Personally, it is a bit of a reach for me to blame sickness or death on others during a worldwide pandemic, but Ayers feels strongly after COVID took his mom. "This was to illustrate that this isn't just an issue contained to the U.S., but it has a global impact," Ayers said. "My mom was a fighter. She kept fighting and fighting and fighting. We wanted to send a point."
This they have accomplished with the story going viral since it was learned Candace was a rare ‘breakthrough’ victim. According to a CNN account, "I took my parents to get that second jab (in March), and we were all so excited," said their son. "We are a family that believes in science. We believe in masks, and we believe in vaccines. We were ready to get back to normal."
But Candace Ayers died nearly six months later following a July trip with her husband to Mississippi. Her death certificate says she died of COVID-19. According to the Centers for Disease Control and Prevention, a “breakthrough case” occurs when someone tests positive for COVID-19 at least 14 days after they have been fully vaccinated, according to the CDC. Such infections can cause disease with symptoms, and some people can have no symptoms at all. Research has shown that if people become infected after vaccination, typically they get a milder case.
Again from CNN: Between early April and mid-July - as the Delta variant was gaining dominance - fully vaccinated people represented eight percent of all COVID-19 cases, eight percent of hospitalizations and nine percent of deaths, according to a CDC study published just this month.
And Candace Ayers was especially vulnerable because she was older and had an underlying health condition: “My mother had severe rheumatoid arthritis. We were always the most concerned about her getting it because she was immuno-compromised," Ayers said. "We were wrestling with whether they should have traveled but things were looking so good, and with them being fully vaccinated, we just didn't have any thoughts of them going to visit friends in Mississippi.
“The Delta variant was just hitting the radar. Breakthrough cases were rare at that point. Our worst nightmare came true." (About 70 percent of breakthrough cases resulting in hospitalization were among adults 65 and older and about 87 percent of breakthrough cases resulting in death were among adults 65 and older, according to the CDC data.
The family has gotten positive and negative feedback to the obituary, he said. “It's been really wonderful to hear from friends and strangers regarding the obituary. Because of our story," Ayers said, "people have told us they are getting vaccinated.
"Of course, there are negative comments as well, but the majority has been positive."
Marc said in several interviews, “The big thing is that this didn’t have to happen. This all could have been avoided. This could have been prevented by a few acts of kindness.
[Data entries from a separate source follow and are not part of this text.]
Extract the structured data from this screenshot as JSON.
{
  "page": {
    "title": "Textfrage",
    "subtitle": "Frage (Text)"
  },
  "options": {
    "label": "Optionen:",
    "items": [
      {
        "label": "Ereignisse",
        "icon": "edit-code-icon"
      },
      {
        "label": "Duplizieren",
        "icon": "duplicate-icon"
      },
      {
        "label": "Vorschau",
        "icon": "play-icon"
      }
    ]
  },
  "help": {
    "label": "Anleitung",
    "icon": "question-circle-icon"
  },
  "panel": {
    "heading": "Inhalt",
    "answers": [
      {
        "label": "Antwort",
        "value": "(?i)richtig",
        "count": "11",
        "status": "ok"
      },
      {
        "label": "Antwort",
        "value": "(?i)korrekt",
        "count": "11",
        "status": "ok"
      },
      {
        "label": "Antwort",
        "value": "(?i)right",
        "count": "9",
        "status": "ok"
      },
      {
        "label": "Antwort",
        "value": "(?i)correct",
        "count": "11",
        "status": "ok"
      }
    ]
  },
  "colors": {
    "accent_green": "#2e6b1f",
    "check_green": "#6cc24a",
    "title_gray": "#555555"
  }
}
They were in a state that had one of the lowest vaccination rates in the country. Getting a vaccine and wearing a mask for others ... had this been done, she would be here today."
If only people would get the vaccine, others might live.